From the July 2007 issue of Entrepreneur

Sales breakthroughs have a lot to do with your ability to be comfortable with being uncomfortable. In many situations, success comes from understanding how to turn present discomfort into future gain. Many of the actions that aren't enjoyable now--such as making cold calls or working after hours when you feel like stopping but know you need to finish--are necessary to add value to each new step you take. Here are some thoughts to keep you motivated when the going gets tough.

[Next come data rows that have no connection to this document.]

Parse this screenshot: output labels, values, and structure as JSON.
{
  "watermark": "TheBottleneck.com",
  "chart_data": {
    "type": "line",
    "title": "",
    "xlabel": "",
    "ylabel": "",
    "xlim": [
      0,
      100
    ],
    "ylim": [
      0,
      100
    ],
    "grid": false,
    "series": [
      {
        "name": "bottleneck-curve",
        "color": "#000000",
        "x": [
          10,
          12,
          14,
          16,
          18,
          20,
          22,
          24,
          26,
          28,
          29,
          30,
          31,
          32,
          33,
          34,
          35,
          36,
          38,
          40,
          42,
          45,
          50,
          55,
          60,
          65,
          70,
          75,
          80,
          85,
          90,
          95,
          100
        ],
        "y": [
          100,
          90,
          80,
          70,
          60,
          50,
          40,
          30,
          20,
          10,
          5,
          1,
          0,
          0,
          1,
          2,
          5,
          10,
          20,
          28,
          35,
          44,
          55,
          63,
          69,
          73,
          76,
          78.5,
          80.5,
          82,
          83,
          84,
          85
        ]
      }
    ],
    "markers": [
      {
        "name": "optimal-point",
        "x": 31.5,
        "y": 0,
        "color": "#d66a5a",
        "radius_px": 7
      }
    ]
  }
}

  • Hard work now will pay off later. All the sales you've ever made did not happen overnight. They were likely accounts you worked on for long periods of time. Everything you have today was brought forth by all your past efforts. Think about what you've accomplished by doing the things you didn't want to do.
  • Learn from every experience. Understand and appreciate that the upside of difficulty is that there will always be new opportunities for learning and improving your skills.
  • Focus on the positives. Find something unique about each contact you encounter during the day to make something you might not enjoy enjoyable. Once I was making phone calls to new companies shortly after a snowstorm, and I found it to be a great time to make calls. You'd be surprised at how many people were in pleasant moods. On one call, I was speaking with the assistant to the vice president of sales, and she said she loved the sight of the snow outside her window. She was in a great mood and was very helpful. Following the call, I sent her a nice handwritten note about our brief talk and thanked her for her time. This won't close a sale, but it builds your chances of standing out in a positive way as you move forward with your next steps.
  • Pick the difficult action over the easy one. Doing so will make you grow stronger as a person, not just as a salesperson. Call on the bigger accounts, start at the top and sell your way down and across departments, and make the calls after you're ready to go home. In the long run, this is what will separate you from the average performer.
  • I'd like to share a technique I use as a metaphor for both sales and life. A good friend of mine told me that he takes cold showers every day and rarely gets sick. Right after a hot shower, he turns off all the hot water and lets the shower run down his spine and all his joints. Does it feel uncomfortable at first? Yes. Does it shock your body? Yes, but then something strange happens. After a few weeks, your body becomes warm after a few seconds of the pain. Eventually, you begin to look forward to it. What was once uncomfortable is now comfortable. There's no difference between this and making uncomfortable calls to new people or making a presentation to a large group. In the beginning, it's difficult and uncomfortable, but later it becomes easier and produces rewarding results. I've been taking cold showers for more than four years now and have not gotten sick since.

Remember this the next time you're uncomfortable working through the details of your sales cycle--and take comfort in being uncomfortable.